Saudi govt. intensifies crackdown on illegal, overstaying migrants
March 31 press conference. Filipino community leaders and stranded women OFWs and children calls for 'free and swift' mass repatriation of undocumented and stranded OFWs in the Kingdom
Group appeals to respect migrant rights, calls for ‘swift and free’ mass repatriation
Saudi authorities continue to round up illegal and overstaying migrant workers in its bid to force private firms to heed on the full implementation of Saudization locally known as Nitaqat, which means localization of labor, and clean the Kingdom from overtaying and illegal migrant workers, according to a Filipino migrants’ rights group in the Middle East.
“We have been receiving confirmed reports since last week about the crackdown on illegals and overstaying led by composite teams of police and Saudi labor officials in Saudi’s main cities Riyadh, Jeddah, Al Khobar and Dammam. Since then we have received numerous calls from Filipino undocumented workers and other nationalities asking for guidance and assistance,” said Migrante-Middle East (M-ME) regional coordinator John Leonard Monterona, also the Vice-chairperson of MIGRANTE Sectoral Party of OFWs and families.
Last week, it was reported in several local newspapers in Saudi Arabia that the Labor ministry have amended Saudi labor law specifically Article 39 giving power to the Labor Ministry to inspect and investigate violations related to expatriates employment in the Kingdom.
The Interior Ministry will arrest and deport those surplus workers who do not work for any company. It will also punish Saudi individuals and companies who employ such workers, according to the new article 39 of Saudi’s labor law.
While calling for the Saudi authorities to respect the rights of undocumented migrant workers, Monterona, however, clarified that their group understands the move by the Saudi govt. to rid the Kingdom of about a million undocumented and overstaying migrant workers saying ‘it is within the Saudi govt. local labor priorities, immigration and internal peace and order concerns’.
“Many of our fellow expatriate workers were forced to run away from their sponsors due to alleged numerous labor violations such as nonpayment of salaries and overtime pay, working more than 8 hours, and contract substitution and illegal deductions by their recruitment agencies,” Monterona explained.
Expatriate workers in the Kingdom believed to have reached more than 8-M.

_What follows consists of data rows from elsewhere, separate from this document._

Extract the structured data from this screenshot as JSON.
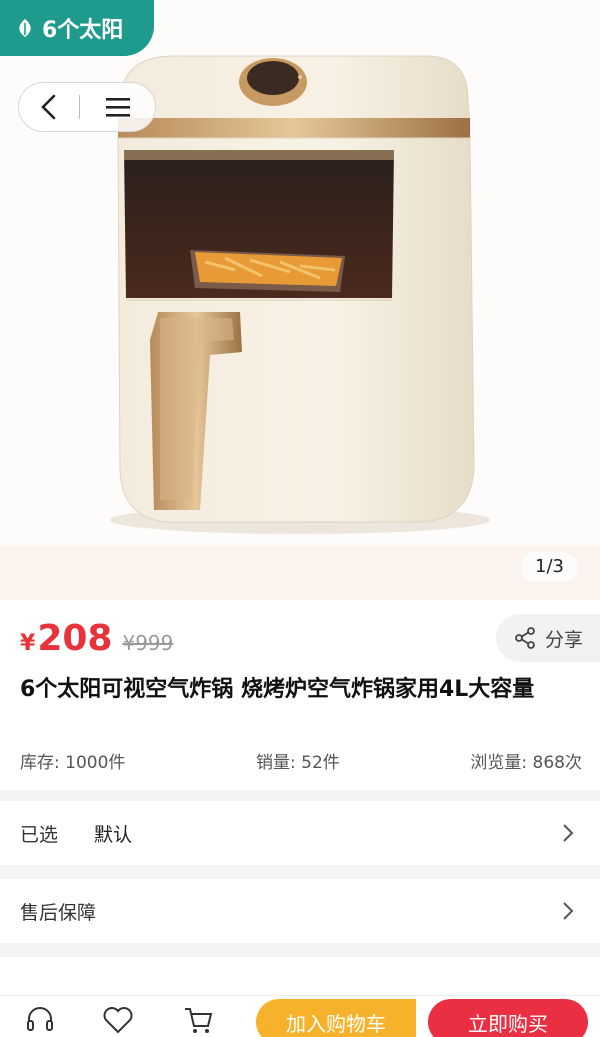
{
  "brand": {
    "name": "6个太阳"
  },
  "hero": {
    "page_indicator": "1/3"
  },
  "product": {
    "currency": "¥",
    "price": "208",
    "original_price": "¥999",
    "title": "6个太阳可视空气炸锅 烧烤炉空气炸锅家用4L大容量",
    "share_label": "分享"
  },
  "stats": {
    "stock": "库存: 1000件",
    "sales": "销量: 52件",
    "views": "浏览量: 868次"
  },
  "options": {
    "selected_label": "已选",
    "selected_value": "默认",
    "aftersale_label": "售后保障"
  },
  "actions": {
    "add_to_cart": "加入购物车",
    "buy_now": "立即购买"
  },
  "colors": {
    "brand": "#1f9b8d",
    "price": "#e8333a",
    "cart_button": "#f7b22b",
    "buy_button": "#ea2f42"
  }
}
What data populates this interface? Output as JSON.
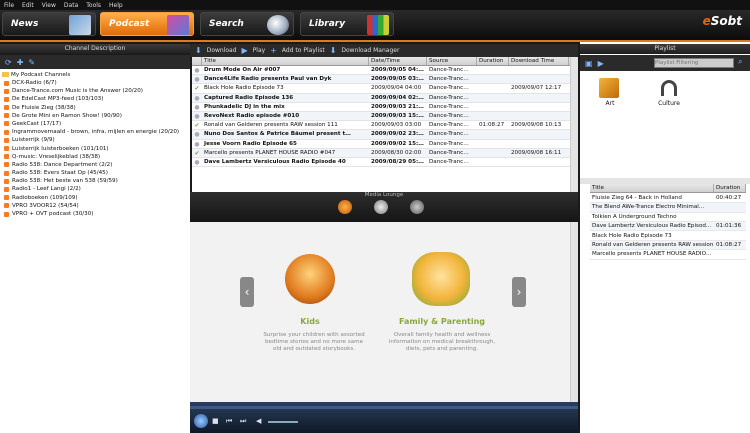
{
  "menu": [
    "File",
    "Edit",
    "View",
    "Data",
    "Tools",
    "Help"
  ],
  "nav": {
    "tabs": [
      {
        "label": "News",
        "active": false
      },
      {
        "label": "Podcast",
        "active": true
      },
      {
        "label": "Search",
        "active": false
      },
      {
        "label": "Library",
        "active": false
      }
    ],
    "logo_prefix": "e",
    "logo_rest": "Sobt"
  },
  "left_panel": {
    "title": "Channel Description",
    "root": "My Podcast Channels",
    "channels": [
      "DCX-Radio (6/7)",
      "Dance-Trance.com Music is the Answer (20/20)",
      "De EdelCast MP3-feed (103/103)",
      "De Fluisie Zieg (38/38)",
      "De Grote Mini en Ramon Show! (90/90)",
      "GeekCast (17/17)",
      "Ingrammovernaald - brown, infra, mijlen en energie (20/20)",
      "Luisterrijk (9/9)",
      "Luisterrijk luisterboeken (101/101)",
      "Q-music: Vreselijkeblad (38/38)",
      "Radio 538: Dance Department (2/2)",
      "Radio 538: Evers Staat Op (45/45)",
      "Radio 538: Het beste van 538 (59/59)",
      "Radio1 - Leef Langi (2/2)",
      "Radioboeken (109/109)",
      "VPRO 3VOOR12 (54/54)",
      "VPRO + OVT podcast (30/30)"
    ]
  },
  "episode_toolbar": {
    "download": "Download",
    "play": "Play",
    "add_to_playlist": "Add to Playlist",
    "download_manager": "Download Manager"
  },
  "episodes": {
    "columns": [
      "Title",
      "Date/Time",
      "Source",
      "Duration",
      "Download Time"
    ],
    "rows": [
      {
        "title": "Drum Mode On Air #007",
        "date": "2009/09/05 04:…",
        "source": "Dance-Tranc…",
        "duration": "",
        "dl": "",
        "bold": true,
        "check": false
      },
      {
        "title": "Dance4Life Radio presents Paul van Dyk",
        "date": "2009/09/05 03:…",
        "source": "Dance-Tranc…",
        "duration": "",
        "dl": "",
        "bold": true,
        "check": false
      },
      {
        "title": "Black Hole Radio Episode 73",
        "date": "2009/09/04 04:00",
        "source": "Dance-Tranc…",
        "duration": "",
        "dl": "2009/09/07 12:17",
        "bold": false,
        "check": true
      },
      {
        "title": "Captured Radio Episode 136",
        "date": "2009/09/04 02:…",
        "source": "Dance-Tranc…",
        "duration": "",
        "dl": "",
        "bold": true,
        "check": false
      },
      {
        "title": "Phunkadelic DJ in the mix",
        "date": "2009/09/03 21:…",
        "source": "Dance-Tranc…",
        "duration": "",
        "dl": "",
        "bold": true,
        "check": false
      },
      {
        "title": "RevoNext Radio episode #010",
        "date": "2009/09/03 15:…",
        "source": "Dance-Tranc…",
        "duration": "",
        "dl": "",
        "bold": true,
        "check": false
      },
      {
        "title": "Ronald van Gelderen presents RAW session 111",
        "date": "2009/09/03 03:00",
        "source": "Dance-Tranc…",
        "duration": "01:08:27",
        "dl": "2009/09/08 10:13",
        "bold": false,
        "check": true
      },
      {
        "title": "Nuno Dos Santos & Patrice Bäumel present t…",
        "date": "2009/09/02 23:…",
        "source": "Dance-Tranc…",
        "duration": "",
        "dl": "",
        "bold": true,
        "check": false
      },
      {
        "title": "Jesse Voorn Radio Episode 65",
        "date": "2009/09/02 15:…",
        "source": "Dance-Tranc…",
        "duration": "",
        "dl": "",
        "bold": true,
        "check": false
      },
      {
        "title": "Marcello presents PLANET HOUSE RADIO #047",
        "date": "2009/08/30 02:00",
        "source": "Dance-Tranc…",
        "duration": "",
        "dl": "2009/09/08 16:11",
        "bold": false,
        "check": true
      },
      {
        "title": "Dave Lambertz Versiculous Radio Episode 40",
        "date": "2009/08/29 05:…",
        "source": "Dance-Tranc…",
        "duration": "",
        "dl": "",
        "bold": true,
        "check": false
      }
    ]
  },
  "guide": {
    "title": "Media Lounge",
    "categories": [
      {
        "label": "Kids",
        "desc": "Surprise your children with assorted bedtime stories and no more same old and outdated storybooks."
      },
      {
        "label": "Family & Parenting",
        "desc": "Overall family health and wellness information on medical breakthrough, diets, pets and parenting."
      }
    ]
  },
  "right_panel": {
    "title": "Playlist",
    "filter_placeholder": "Playlist Filtering",
    "categories": [
      "Art",
      "Culture"
    ],
    "columns": [
      "Title",
      "Duration"
    ],
    "rows": [
      {
        "title": "Fluisie Zieg 64 - Back in Holland",
        "duration": "00:40:27"
      },
      {
        "title": "The Blend AWe-Trance Electro Minimal…",
        "duration": ""
      },
      {
        "title": "Tolkien A Underground Techno",
        "duration": ""
      },
      {
        "title": "Dave Lambertz Versiculous Radio Episod…",
        "duration": "01:01:36"
      },
      {
        "title": "Black Hole Radio Episode 73",
        "duration": ""
      },
      {
        "title": "Ronald van Gelderen presents RAW session…",
        "duration": "01:08:27"
      },
      {
        "title": "Marcello presents PLANET HOUSE RADIO…",
        "duration": ""
      }
    ]
  },
  "colors": {
    "accent": "#e06a08",
    "green": "#8aa83a"
  }
}
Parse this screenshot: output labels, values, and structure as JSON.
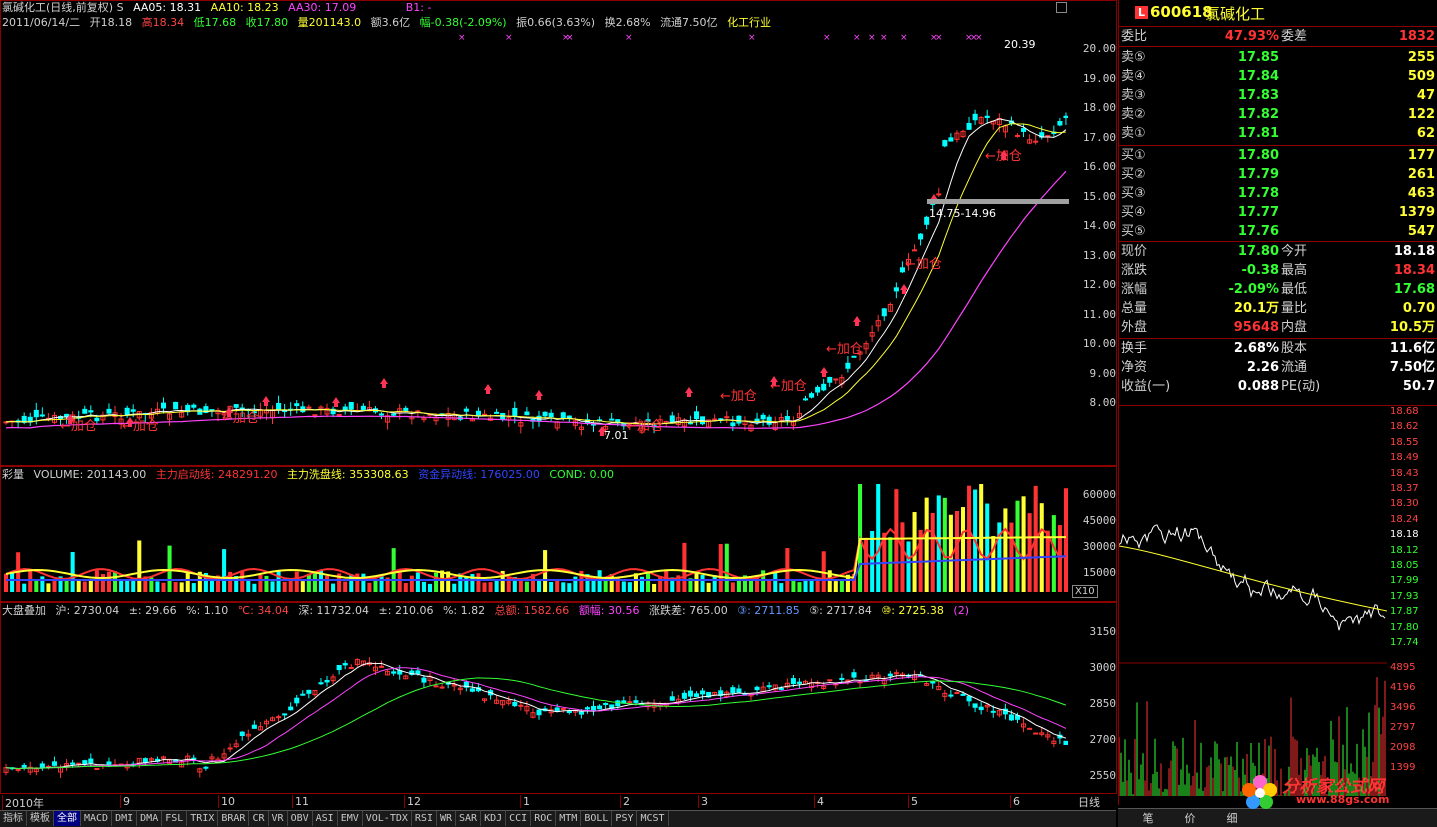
{
  "info": {
    "title": "氯碱化工(日线,前复权) S",
    "ma5": "AA05: 18.31",
    "ma10": "AA10: 18.23",
    "ma30": "AA30: 17.09",
    "b1": "B1: -",
    "bar_date": "2011/06/14/二",
    "bar_open": "开18.18",
    "bar_high": "高18.34",
    "bar_low": "低17.68",
    "bar_close": "收17.80",
    "bar_vol": "量201143.0",
    "bar_amount": "额3.6亿",
    "bar_change": "幅-0.38(-2.09%)",
    "bar_amp": "振0.66(3.63%)",
    "bar_turnover": "换2.68%",
    "bar_float": "流通7.50亿",
    "bar_industry": "化工行业"
  },
  "main_chart": {
    "price_labels": [
      "20.00",
      "19.00",
      "18.00",
      "17.00",
      "16.00",
      "15.00",
      "14.00",
      "13.00",
      "12.00",
      "11.00",
      "10.00",
      "9.00",
      "8.00"
    ],
    "high_mark": "20.39",
    "low_mark": "7.01",
    "band_label": "14.75-14.96",
    "add_label": "加仓"
  },
  "volume_panel": {
    "title": "彩量",
    "volume": "VOLUME: 201143.00",
    "start_line": "主力启动线: 248291.20",
    "wash_line": "主力洗盘线: 353308.63",
    "capital_line": "资金异动线: 176025.00",
    "cond": "COND: 0.00",
    "axis": [
      "60000",
      "45000",
      "30000",
      "15000"
    ],
    "unit": "X10"
  },
  "index_panel": {
    "title": "大盘叠加",
    "sh": "沪: 2730.04",
    "pm1": "±: 29.66",
    "pct1": "%: 1.10",
    "temp": "℃: 34.04",
    "sz": "深: 11732.04",
    "pm2": "±: 210.06",
    "pct2": "%: 1.82",
    "amount": "总额: 1582.66",
    "amp": "额幅: 30.56",
    "updown": "涨跌差: 765.00",
    "m3": "③: 2711.85",
    "m5": "⑤: 2717.84",
    "m10": "⑩: 2725.38",
    "page": "(2)",
    "axis": [
      "3150",
      "3000",
      "2850",
      "2700",
      "2550"
    ]
  },
  "time_axis": [
    "2010年",
    "9",
    "10",
    "11",
    "12",
    "1",
    "2",
    "3",
    "4",
    "5",
    "6"
  ],
  "period": "日线",
  "tabs": [
    "指标",
    "模板",
    "全部",
    "MACD",
    "DMI",
    "DMA",
    "FSL",
    "TRIX",
    "BRAR",
    "CR",
    "VR",
    "OBV",
    "ASI",
    "EMV",
    "VOL-TDX",
    "RSI",
    "WR",
    "SAR",
    "KDJ",
    "CCI",
    "ROC",
    "MTM",
    "BOLL",
    "PSY",
    "MCST"
  ],
  "active_tab": "全部",
  "stock": {
    "badge": "L",
    "code": "600618",
    "name": "氯碱化工"
  },
  "order_book": {
    "wei_bi_label": "委比",
    "wei_bi": "47.93%",
    "wei_cha_label": "委差",
    "wei_cha": "1832",
    "asks": [
      {
        "label": "卖⑤",
        "price": "17.85",
        "qty": "255"
      },
      {
        "label": "卖④",
        "price": "17.84",
        "qty": "509"
      },
      {
        "label": "卖③",
        "price": "17.83",
        "qty": "47"
      },
      {
        "label": "卖②",
        "price": "17.82",
        "qty": "122"
      },
      {
        "label": "卖①",
        "price": "17.81",
        "qty": "62"
      }
    ],
    "bids": [
      {
        "label": "买①",
        "price": "17.80",
        "qty": "177"
      },
      {
        "label": "买②",
        "price": "17.79",
        "qty": "261"
      },
      {
        "label": "买③",
        "price": "17.78",
        "qty": "463"
      },
      {
        "label": "买④",
        "price": "17.77",
        "qty": "1379"
      },
      {
        "label": "买⑤",
        "price": "17.76",
        "qty": "547"
      }
    ]
  },
  "quote": [
    {
      "l1": "现价",
      "v1": "17.80",
      "c1": "green",
      "l2": "今开",
      "v2": "18.18",
      "c2": "white"
    },
    {
      "l1": "涨跌",
      "v1": "-0.38",
      "c1": "green",
      "l2": "最高",
      "v2": "18.34",
      "c2": "red"
    },
    {
      "l1": "涨幅",
      "v1": "-2.09%",
      "c1": "green",
      "l2": "最低",
      "v2": "17.68",
      "c2": "green"
    },
    {
      "l1": "总量",
      "v1": "20.1万",
      "c1": "yellow",
      "l2": "量比",
      "v2": "0.70",
      "c2": "yellow"
    },
    {
      "l1": "外盘",
      "v1": "95648",
      "c1": "red",
      "l2": "内盘",
      "v2": "10.5万",
      "c2": "yellow"
    }
  ],
  "fundamentals": [
    {
      "l1": "换手",
      "v1": "2.68%",
      "l2": "股本",
      "v2": "11.6亿"
    },
    {
      "l1": "净资",
      "v1": "2.26",
      "l2": "流通",
      "v2": "7.50亿"
    },
    {
      "l1": "收益(一)",
      "v1": "0.088",
      "l2": "PE(动)",
      "v2": "50.7"
    }
  ],
  "intraday": {
    "price_axis": [
      "18.68",
      "18.62",
      "18.55",
      "18.49",
      "18.43",
      "18.37",
      "18.30",
      "18.24",
      "18.18",
      "18.12",
      "18.05",
      "17.99",
      "17.93",
      "17.87",
      "17.80",
      "17.74"
    ],
    "vol_axis": [
      "4895",
      "4196",
      "3496",
      "2797",
      "2098",
      "1399"
    ]
  },
  "bottom_tabs": [
    "笔",
    "价",
    "细"
  ],
  "watermark": {
    "name": "分析家公式网",
    "url": "www.88gs.com"
  }
}
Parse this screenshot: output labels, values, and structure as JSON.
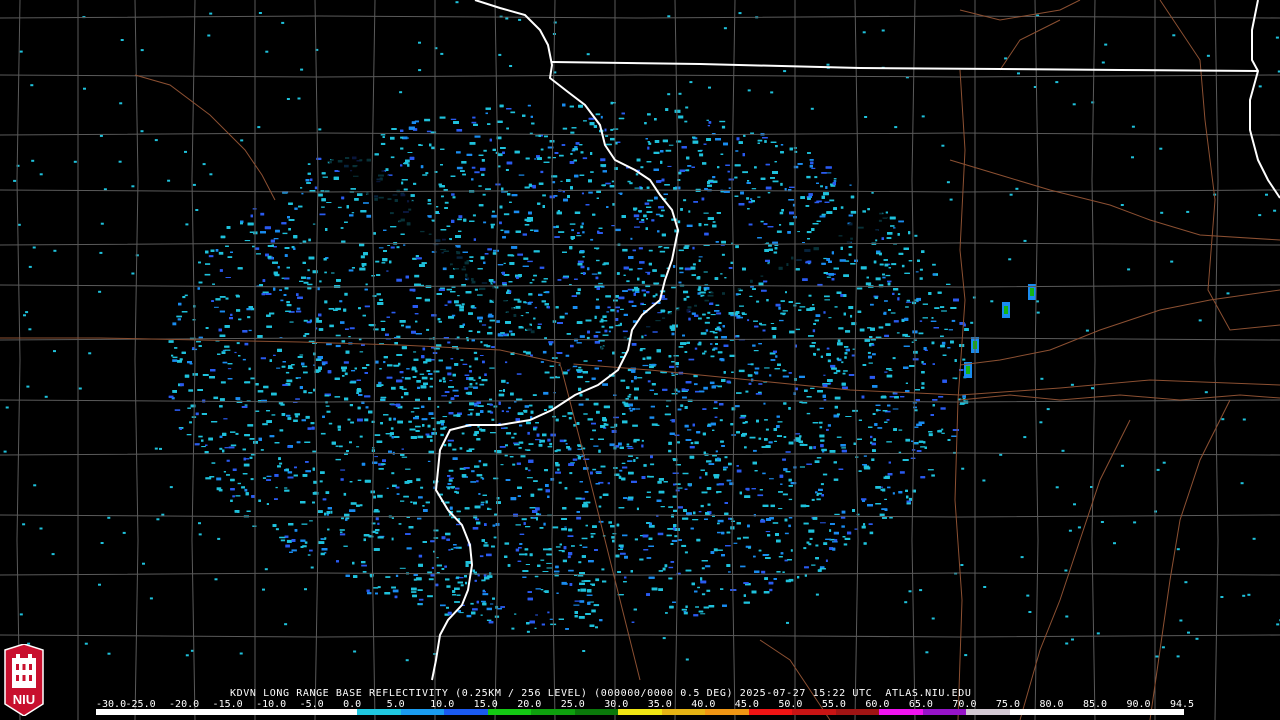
{
  "caption": "KDVN LONG RANGE BASE REFLECTIVITY (0.25KM / 256 LEVEL) (000000/0000 0.5 DEG) 2025-07-27 15:22 UTC  ATLAS.NIU.EDU",
  "scale_labels": [
    "-30.0",
    "-25.0",
    "-20.0",
    "-15.0",
    "-10.0",
    "-5.0",
    "0.0",
    "5.0",
    "10.0",
    "15.0",
    "20.0",
    "25.0",
    "30.0",
    "35.0",
    "40.0",
    "45.0",
    "50.0",
    "55.0",
    "60.0",
    "65.0",
    "70.0",
    "75.0",
    "80.0",
    "85.0",
    "90.0",
    "94.5"
  ],
  "scale_colors": [
    "#ffffff",
    "#ffffff",
    "#ffffff",
    "#ffffff",
    "#ffffff",
    "#ffffff",
    "#20c8e0",
    "#1a9cf0",
    "#1a5af0",
    "#14c814",
    "#0ea00e",
    "#0a780a",
    "#f0e614",
    "#e6b414",
    "#f09614",
    "#f01414",
    "#c81414",
    "#a01414",
    "#f014f0",
    "#9614c8",
    "#d2c8d2",
    "#ffffff",
    "#ffffff",
    "#ffffff",
    "#ffffff"
  ],
  "logo_text": "NIU",
  "colors": {
    "background": "#000000",
    "county_lines": "#5a5a5a",
    "state_lines": "#ffffff",
    "roads": "#8c5032",
    "echo_light": "#1fc2dc",
    "echo_mid": "#1a8cf0",
    "echo_strong": "#2a5af0",
    "echo_green": "#14b414"
  },
  "radar_site": "KDVN"
}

Indians, Pakistanis, Bangladeshi, Egyptians and Filipinos, got the most numbers of expatriate workers.
“We are urging the Saudi authorities to implement first a general amnesty as it announced weeks ago covering all undocumented and overstaying migrants. The amnesty will include provisions of free and swift mass repatriation of undocumented and overstaying migrant workers in the Kingdom. Foreign diplomatic posts are awaiting the guidelines of this general amnesty” Monterona added.
“We also appeal to the Saudi govt. to respect our fellow migrants, though undocumented and overstaying, basic human rights as enshrined in UN Conventions on the Protection of Migrants and members of their Families. We call on them to implement free and swift mass repatriation on undocumented migrants in the Kingdom,” Monterona added.
Last week, Monterona said his group had called on PH embassy and consulate officials during a press conference on 31st of March to provide assistance to all undocumented and overstaying Filipino workers especially women OFWs who have children.
John Leonard Monterona
Migrante-Middle East regional coordinator